Background. Combination chemotherapy improves outcomes in women with breast cancer (BC) that involves axillary nodes. This single-arm study aimed to evaluate the effectiveness of an intensive doxorubicin-based multi-drug regimen as adjuvant therapy in women with stage II, node positive breast cancer. Patients and methods. Between 7/80 and 8/85, 654 women, aged 25-73, who had a mastectomy for stage IIB BC were accrued. Patients with prior RT, chemotherapy, or surgical or radiation castration within 1 year of diagnosis were excluded. Treatment consisted of: 6 weekly courses of IV cyclophosphamide (C) 400 mg/m2, doxorubicin (A) 10 mg/m2, vincristine (V) 1 mg/m2, fluorouracil (F) 400 mg/m2, and a tapering course of prednisone followed by 12 courses of C 400 mg/m2, A 20 mg/m2, V 1 mg/m2, F 400 mg/m2 given every 2 weeks. Patients with estrogen receptor positive tumors received Tamoxifen 10 mg bid between weeks 8 and 30. Treatment did not exceed 8 months. Median follow-up is 13.1 years. Results. Six hundred thirty six patients are eligible. Fewer positive (+) nodes, premenopausal status, and positive progesterone receptor status are significantly (p < 0.05) associated with longer survival. At 10 years, 61% were relapse-free in the 1-3 +node group compared to 37 and 21% in the 4-9 and ≥ 10 +node groups, respectively (p = 0.0001). Relapse-free survival at 10 years is 50% for premenopausal and 45% for postmenopausal patients. Severe or life-threatening hematological toxicity was seen in 6/630 (<1%) patients. Four patients had severe (grade 3) neurotoxicity which resolved. No cardiac toxicity was observed. Conclusion. This adjuvant regimen compares favorably to other published adjuvant treatments with similar length of follow-up.
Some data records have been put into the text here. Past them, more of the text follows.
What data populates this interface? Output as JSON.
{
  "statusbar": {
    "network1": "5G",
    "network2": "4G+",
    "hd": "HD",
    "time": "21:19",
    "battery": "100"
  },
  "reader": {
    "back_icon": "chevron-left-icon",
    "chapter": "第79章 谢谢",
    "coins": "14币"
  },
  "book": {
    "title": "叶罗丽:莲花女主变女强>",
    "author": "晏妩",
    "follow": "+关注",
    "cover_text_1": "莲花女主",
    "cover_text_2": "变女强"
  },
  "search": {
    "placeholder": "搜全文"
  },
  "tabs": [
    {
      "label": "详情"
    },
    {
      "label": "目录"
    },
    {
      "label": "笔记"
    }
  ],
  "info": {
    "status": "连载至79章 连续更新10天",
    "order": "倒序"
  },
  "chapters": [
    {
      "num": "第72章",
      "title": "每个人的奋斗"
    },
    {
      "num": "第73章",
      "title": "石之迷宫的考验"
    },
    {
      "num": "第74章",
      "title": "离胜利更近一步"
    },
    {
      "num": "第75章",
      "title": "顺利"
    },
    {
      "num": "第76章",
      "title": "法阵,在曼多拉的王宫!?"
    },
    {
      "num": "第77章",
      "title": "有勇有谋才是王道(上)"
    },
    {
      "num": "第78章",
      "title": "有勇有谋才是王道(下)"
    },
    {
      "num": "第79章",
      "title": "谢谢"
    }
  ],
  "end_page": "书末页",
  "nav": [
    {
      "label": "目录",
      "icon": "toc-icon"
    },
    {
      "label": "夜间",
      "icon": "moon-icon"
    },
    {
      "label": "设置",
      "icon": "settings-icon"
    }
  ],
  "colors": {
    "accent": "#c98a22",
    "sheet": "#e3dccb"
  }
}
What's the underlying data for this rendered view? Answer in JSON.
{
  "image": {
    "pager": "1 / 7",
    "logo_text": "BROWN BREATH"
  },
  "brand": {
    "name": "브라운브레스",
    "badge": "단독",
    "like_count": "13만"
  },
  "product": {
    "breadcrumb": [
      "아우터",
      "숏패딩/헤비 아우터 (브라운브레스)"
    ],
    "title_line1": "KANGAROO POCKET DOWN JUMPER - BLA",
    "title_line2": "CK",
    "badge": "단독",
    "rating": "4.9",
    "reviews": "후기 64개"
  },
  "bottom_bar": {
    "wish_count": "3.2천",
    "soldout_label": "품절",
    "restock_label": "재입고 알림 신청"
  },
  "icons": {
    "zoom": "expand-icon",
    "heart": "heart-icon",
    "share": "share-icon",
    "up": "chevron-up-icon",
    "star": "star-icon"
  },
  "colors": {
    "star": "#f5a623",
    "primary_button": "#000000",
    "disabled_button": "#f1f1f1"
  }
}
|Number of pages||11|
|Journal||Breast Cancer Research and Treatment|
|State||Published - 2002|
Bibliographical noteFunding Information:
Supported in part by NIH Grant No. CA-12197 and CA-33499, National Cancer Institute, Bethesda, MD.
- Breast cancer
- Node positive
ASJC Scopus subject areas
- Cancer Research